The Living Labs BW initiative represents a new type of research approach which puts business software’s users and application environments front and center. Collaborations between research institutions and businesses provide an ideal setting for testing new products under realistic conditions, harnessing the power to innovate in both products and processes.
In its role as a partner in the Living Labs BW initiative, Fraunhofer IAO is providing three labs – Usability of Business Software; Dynamic Process Management – Monitoring and Optimizing Processes; and Business-Software-as-a- Service – to companies wishing to experience and try out available software live, and work up new ideas to create their own solutions.
The online availability of Software-as-a-Service products changes the ways software solutions are delivered and used. Fraunhofer IAO’s Business-Software-as-a-Service living lab offers small and medium-sized enterprises (SMEs) an opportunity to test a wide range of existing Software-as-a- Service products on site, enabling them to find their own solutions quickly.
The Dynamic Process Management living lab addresses the core element of value creation within companies, namely business processes. This lab enables companies to develop methods of monitoring and optimizing business processes and to implement them quickly and cost-effectively using suitable IT solutions.
The usability of application software is a decisive factor in a company’s competitiveness. With the Usability of Business Software living lab, Fraunhofer IAO offers SMEs an informal setting in which to quickly test the usability of existing software and to draft new operating concepts for it.
Living Labs BW is a new line of funding within “smart businessIT”, an initiative that aims to further strengthen Baden-Württemberg’s position as an IT location with particular emphasis on business software. Its top priority is to underpin business software providers’ and users’ long-term innovative strength.
Stable magnetic bit of three atoms
21.09.2017 | Sonderforschungsbereich 668
Drones can almost see in the dark
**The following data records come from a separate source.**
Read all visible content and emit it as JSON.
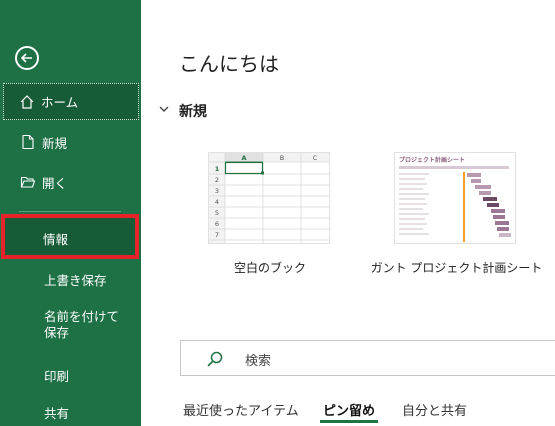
{
  "sidebar": {
    "items": {
      "home": "ホーム",
      "new": "新規",
      "open": "開く",
      "info": "情報",
      "save": "上書き保存",
      "save_as": "名前を付けて保存",
      "print": "印刷",
      "share": "共有"
    },
    "icons": {
      "back": "arrow-left-icon",
      "home": "home-icon",
      "new": "new-document-icon",
      "open": "folder-open-icon"
    },
    "colors": {
      "background": "#1e7145",
      "selected": "#185c37",
      "highlight_border": "#e8222a"
    }
  },
  "main": {
    "greeting": "こんにちは",
    "new_section": {
      "title": "新規",
      "templates": [
        {
          "name": "空白のブック",
          "columns": [
            "A",
            "B",
            "C"
          ],
          "rows": [
            "1",
            "2",
            "3",
            "4",
            "5",
            "6",
            "7"
          ]
        },
        {
          "name": "ガント プロジェクト計画シート",
          "preview_title": "プロジェクト計画シート"
        }
      ]
    },
    "search": {
      "placeholder": "検索",
      "icon": "search-icon"
    },
    "tabs": [
      "最近使ったアイテム",
      "ピン留め",
      "自分と共有"
    ],
    "active_tab": "ピン留め",
    "accent": "#217346"
  }
}
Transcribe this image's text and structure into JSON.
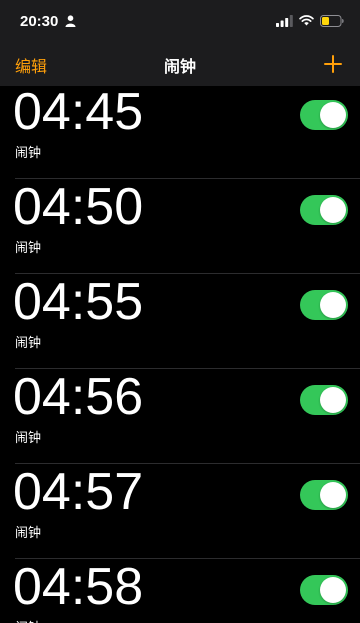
{
  "status_bar": {
    "time": "20:30",
    "icons": [
      "person-icon",
      "signal-icon",
      "wifi-icon",
      "battery-icon"
    ],
    "battery_color": "#ffd60a"
  },
  "nav": {
    "edit_label": "编辑",
    "title": "闹钟",
    "add_icon": "plus-icon"
  },
  "colors": {
    "accent": "#ff9f0a",
    "toggle_on": "#34c759",
    "background": "#000000"
  },
  "alarms": [
    {
      "time": "04:45",
      "label": "闹钟",
      "enabled": true
    },
    {
      "time": "04:50",
      "label": "闹钟",
      "enabled": true
    },
    {
      "time": "04:55",
      "label": "闹钟",
      "enabled": true
    },
    {
      "time": "04:56",
      "label": "闹钟",
      "enabled": true
    },
    {
      "time": "04:57",
      "label": "闹钟",
      "enabled": true
    },
    {
      "time": "04:58",
      "label": "闹钟",
      "enabled": true
    }
  ]
}
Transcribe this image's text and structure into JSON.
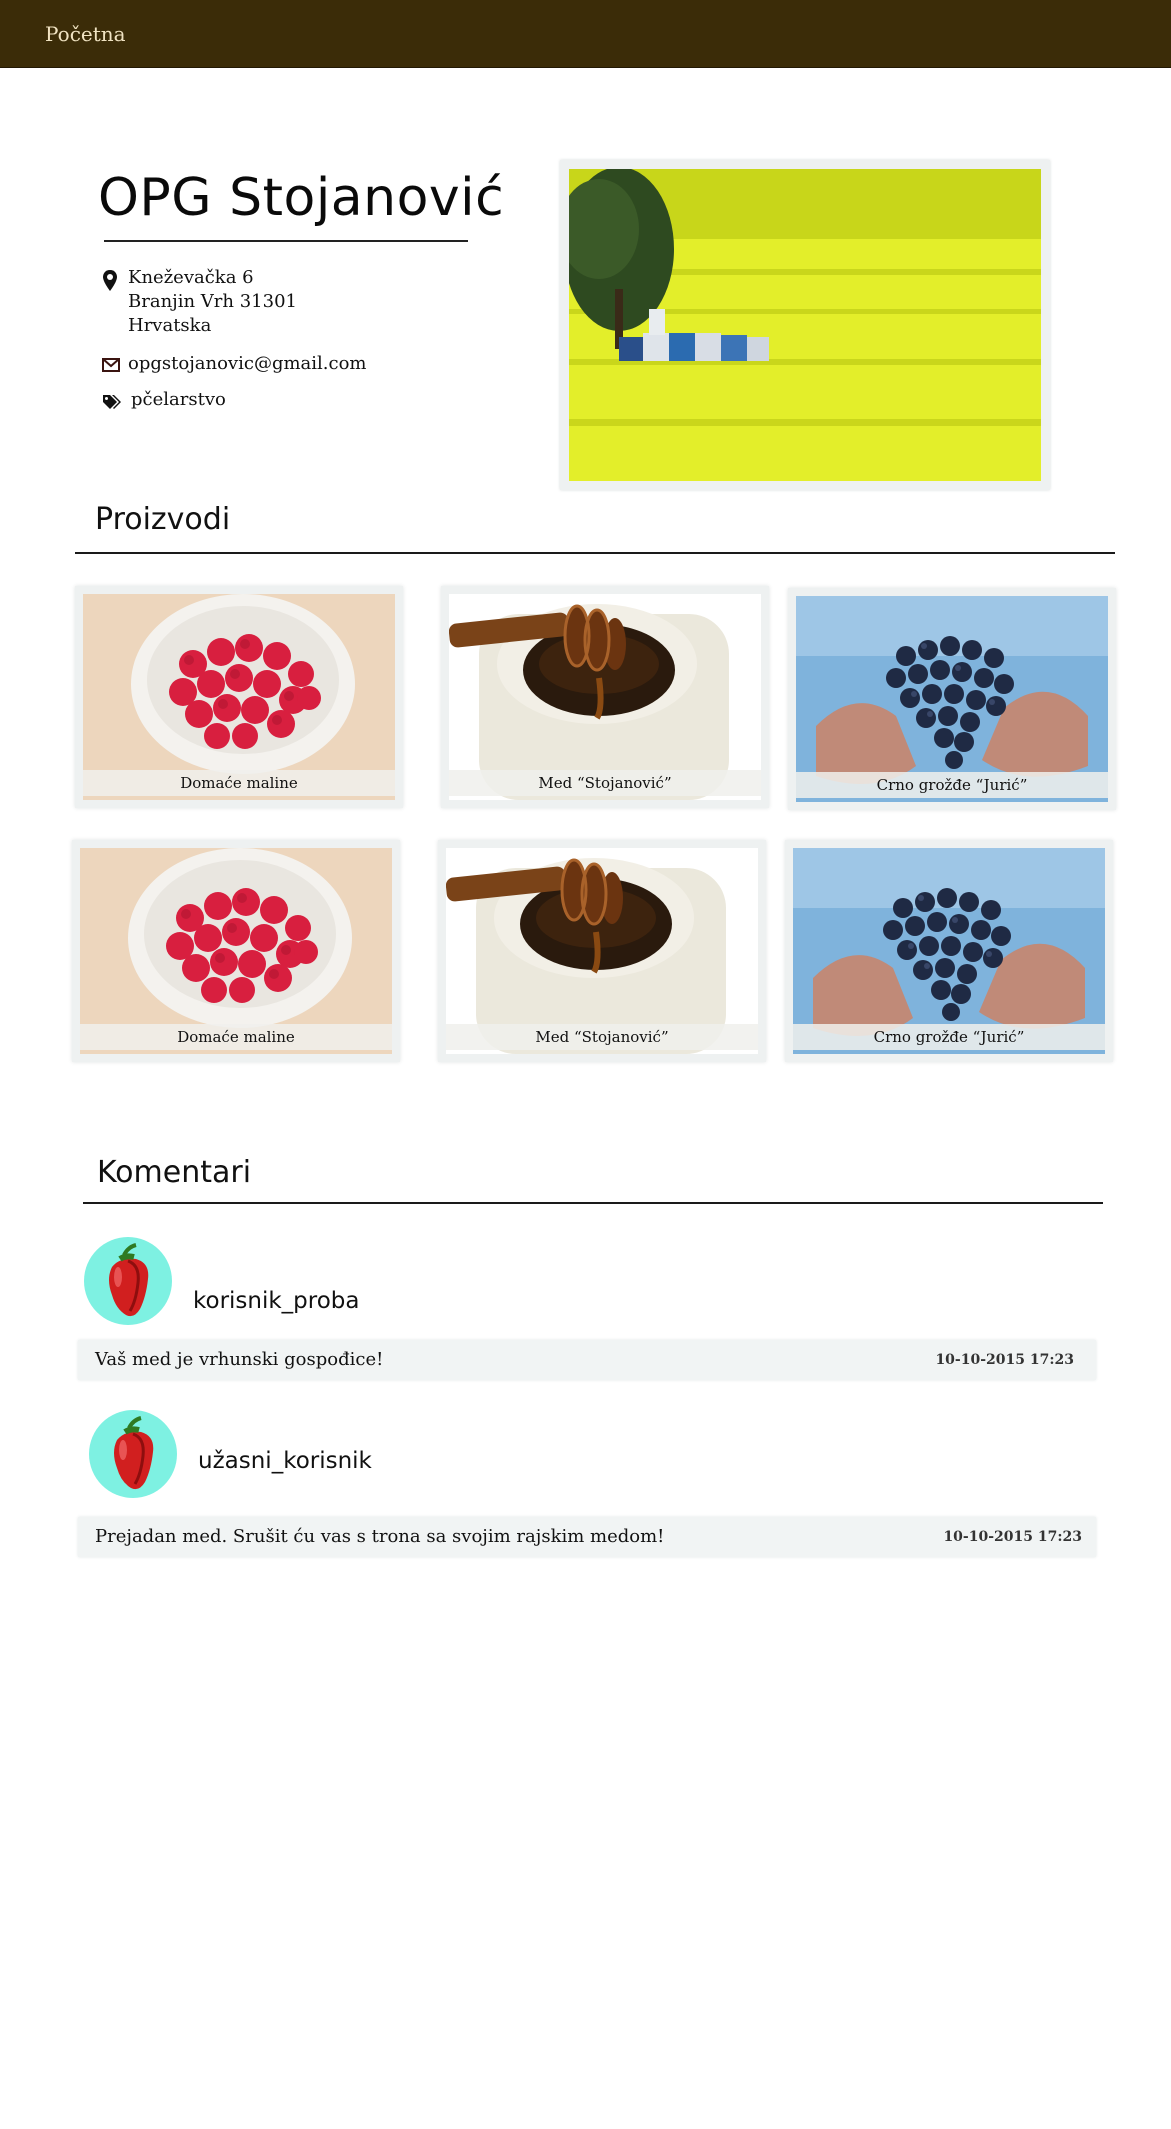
{
  "nav": {
    "home_label": "Početna"
  },
  "farm": {
    "title": "OPG Stojanović",
    "address": [
      "Kneževačka 6",
      "Branjin Vrh 31301",
      "Hrvatska"
    ],
    "email": "opgstojanovic@gmail.com",
    "tag": "pčelarstvo"
  },
  "products": {
    "heading": "Proizvodi",
    "items": [
      {
        "label": "Domaće maline",
        "image": "raspberries"
      },
      {
        "label": "Med “Stojanović”",
        "image": "honey"
      },
      {
        "label": "Crno grožđe “Jurić”",
        "image": "grapes"
      },
      {
        "label": "Domaće maline",
        "image": "raspberries"
      },
      {
        "label": "Med “Stojanović”",
        "image": "honey"
      },
      {
        "label": "Crno grožđe “Jurić”",
        "image": "grapes"
      }
    ]
  },
  "comments": {
    "heading": "Komentari",
    "items": [
      {
        "user": "korisnik_proba",
        "text": "Vaš med je vrhunski gospođice!",
        "time": "10-10-2015  17:23",
        "avatar": "pepper-icon"
      },
      {
        "user": "užasni_korisnik",
        "text": "Prejadan med. Srušit ću vas s trona sa svojim rajskim medom!",
        "time": "10-10-2015  17:23",
        "avatar": "pepper-icon"
      }
    ]
  },
  "colors": {
    "nav_bg": "#3b2c08",
    "nav_text": "#f0e3c2",
    "avatar_bg": "#7ef1e2"
  }
}
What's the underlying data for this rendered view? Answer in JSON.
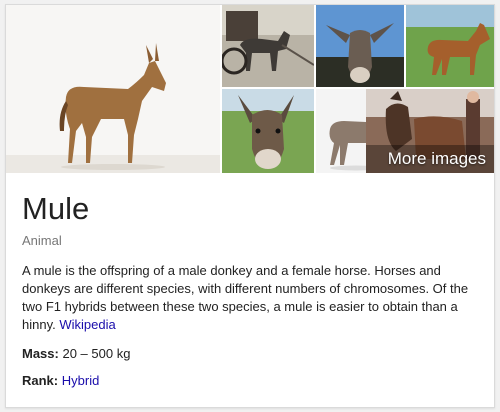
{
  "panel": {
    "title": "Mule",
    "subtitle": "Animal",
    "description": "A mule is the offspring of a male donkey and a female horse. Horses and donkeys are different species, with different numbers of chromosomes. Of the two F1 hybrids between these two species, a mule is easier to obtain than a hinny.",
    "source_link": "Wikipedia",
    "facts": [
      {
        "label": "Mass:",
        "value": "20 – 500 kg",
        "is_link": false
      },
      {
        "label": "Rank:",
        "value": "Hybrid",
        "is_link": true
      }
    ]
  },
  "gallery": {
    "more_images_label": "More images",
    "images": [
      {
        "icon": "mule-standing-photo"
      },
      {
        "icon": "donkey-cart-photo"
      },
      {
        "icon": "donkey-head-sky-photo"
      },
      {
        "icon": "mule-grass-photo"
      },
      {
        "icon": "donkey-face-photo"
      },
      {
        "icon": "donkey-standing-photo"
      },
      {
        "icon": "mules-people-photo"
      }
    ]
  },
  "colors": {
    "link": "#1a0dab",
    "title": "#222222",
    "subtitle": "#777777"
  }
}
20.09.2017 | Universität Zürich
Our brains house extremely complex neuronal circuits, whose detailed structures are still largely unknown. This is especially true for the so-called cerebral cortex of mammals, where among other things vision, thoughts or spatial orientation are being computed. Here the rules by which nerve cells are connected to each other are only partly understood. A team of scientists around Moritz Helmstaedter at the Frankfiurt Max Planck Institute for Brain Research and Helene Schmidt (Humboldt University in Berlin) have now discovered a surprisingly precise nerve cell connectivity pattern in the part of the cerebral cortex that is responsible for orienting the individual animal or human in space.
The researchers report online in Nature (Schmidt et al., 2017. Axonal synapse sorting in medial entorhinal cortex, DOI: 10.1038/nature24005) that synapses in...
Whispering gallery mode (WGM) resonators are used to make tiny micro-lasers, sensors, switches, routers and other devices. These tiny structures rely on a...
Using ultrafast flashes of laser and x-ray radiation, scientists at the Max Planck Institute of Quantum Optics (Garching, Germany) took snapshots of the briefest electron motion inside a solid material to date. The electron motion lasted only 750 billionths of the billionth of a second before it fainted, setting a new record of human capability to capture ultrafast processes inside solids!
When x-rays shine onto solid materials or large molecules, an electron is pushed away from its original place near the nucleus of the atom, leaving a hole...
For the first time, physicists have successfully imaged spiral magnetic ordering in a multiferroic material. These materials are considered highly promising candidates for future data storage media. The researchers were able to prove their findings using unique quantum sensors that were developed at Basel University and that can analyze electromagnetic fields on the nanometer scale. The results – obtained by scientists from the University of Basel’s Department of Physics, the Swiss Nanoscience Institute, the University of Montpellier and several laboratories from University Paris-Saclay – were recently published in the journal Nature.
Multiferroics are materials that simultaneously react to electric and magnetic fields. These two properties are rarely found together, and their combined...
MBM ScienceBridge GmbH successfully negotiated a license agreement between University Medical Center Göttingen (UMG) and the biotech company Tissue Systems Holding GmbH about commercial use of a multi-well tissue plate for automated and reliable tissue engineering & drug testing.
MBM ScienceBridge GmbH successfully negotiated a license agreement between University Medical Center Göttingen (UMG) and the biotech company Tissue Systems...
19.09.2017 | Event News
12.09.2017 | Event News
06.09.2017 | Event News
21.09.2017 | Physics and Astronomy
21.09.2017 | Life Sciences
21.09.2017 | Health and Medicine